“I am very happy to welcome another parent to the Boston School Committee,” said Michael Loconto, Chairperson of the Boston School Committee. “Dr. Rivera’s deep experience with the Boston Public Schools will allow her to hit the ground running and continue supporting district-wide work to close opportunity and achievement gaps.”
Currently, Dr. Rivera is working on the Latinx Student Success Initiative, a partnership with Bunker Hill Community College, to improve retention and graduation rates for Latinx college students. Dr. Rivera also works with the Talented & Gifted (TAG) and Proyecto Alerta afterschool programs that serve Latinx bilingual students in the Boston Public Schools. She has extensive community service and co-founded a national nonprofit, WE LEARN, dedicated to advancing women’s literacy. Dr. Rivera serves on the Advisory Boards of the Center to Support Immigrant Organizing and the Latino Education Institute, and on the Board of Directors for the Hyde Square Task Force, an arts-based youth development organization serving Afro-Latinx youth in Boston.
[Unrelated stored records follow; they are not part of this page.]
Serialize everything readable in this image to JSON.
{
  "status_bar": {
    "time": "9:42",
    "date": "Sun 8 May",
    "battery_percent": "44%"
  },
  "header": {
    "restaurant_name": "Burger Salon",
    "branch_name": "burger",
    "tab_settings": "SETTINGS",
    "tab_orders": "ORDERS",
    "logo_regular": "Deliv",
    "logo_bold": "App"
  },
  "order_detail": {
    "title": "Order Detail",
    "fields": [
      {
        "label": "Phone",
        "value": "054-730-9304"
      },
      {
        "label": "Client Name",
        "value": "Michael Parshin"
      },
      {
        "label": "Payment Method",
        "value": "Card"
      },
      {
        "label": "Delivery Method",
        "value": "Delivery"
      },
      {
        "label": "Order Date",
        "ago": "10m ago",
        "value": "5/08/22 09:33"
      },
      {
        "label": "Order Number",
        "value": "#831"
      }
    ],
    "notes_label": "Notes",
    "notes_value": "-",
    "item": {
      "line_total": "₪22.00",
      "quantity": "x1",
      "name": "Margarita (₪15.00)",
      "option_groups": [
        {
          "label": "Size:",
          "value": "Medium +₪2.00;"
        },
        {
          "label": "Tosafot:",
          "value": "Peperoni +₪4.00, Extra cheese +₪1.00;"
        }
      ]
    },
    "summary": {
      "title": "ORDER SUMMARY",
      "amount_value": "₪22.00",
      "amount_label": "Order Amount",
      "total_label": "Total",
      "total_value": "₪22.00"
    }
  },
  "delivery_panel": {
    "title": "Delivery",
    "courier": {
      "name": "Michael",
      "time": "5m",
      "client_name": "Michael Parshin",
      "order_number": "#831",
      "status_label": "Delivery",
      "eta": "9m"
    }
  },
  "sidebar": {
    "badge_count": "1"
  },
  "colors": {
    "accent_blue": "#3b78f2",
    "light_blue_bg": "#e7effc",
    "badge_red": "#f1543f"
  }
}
Dr. Rivera’s family is originally from Puerto Rico, and she was raised in Chicago and attended Chicago Public Schools. Dr. Rivera has a Bachelor of Science in Elementary Education from DePaul University, state of Illinois licensure in Language Arts & Social Studies grades K-9, and a Masters and Doctorate in Sociology from Northeastern University. Between 1994 and 2001 she taught G.E.D. classes and also was the director of the Adult Learners Program at Project Hope in Dorchester.
In 2001, Dr. Rivera joined the faculty at UMass Boston and her research focuses on women’s and adult literacy programs, racial/ethnic health disparities, and the education of Latinx students and immigrant students. She is the author of many scholarly articles and the award-winning book, Laboring to Learn: Women’s Literacy & Poverty in the Post-Welfare Era (2008, University of Illinois Press). Her research has been funded by the Society for the Study of Social Problems, the National Academy of Education, the Spencer Foundation, National Center for Family Literacy, and National Institutes on Health.
Dr. Rivera has lived in the Jamaica Plain and Roslindale Square neighborhoods for over 27 years, and she is the proud parent of a ten-year old boy who attends the Charles Sumner Elementary School. Dr. Rivera also formerly served as the Co-Chair of the Parent Council at the Sumner school. She lives in Roslindale. The seven members of the School Committee are Boston residents appointed by the Mayor of Boston to serve four-year staggered terms. Mayor Walsh made these appointments based on a list of candidates recommended by a 13-member Citizens Nominating Panel composed of parents, teachers, principals, and representatives of business and higher education. Under the legislation that established the appointed School Committee, “the Mayor shall strive to appoint individuals who reflect the racial, ethnic, and socioeconomic diversity of the city.” In December, Mayor Walsh appointed Quoc Tran and reappointed Jeri Robinson to the Boston School Committee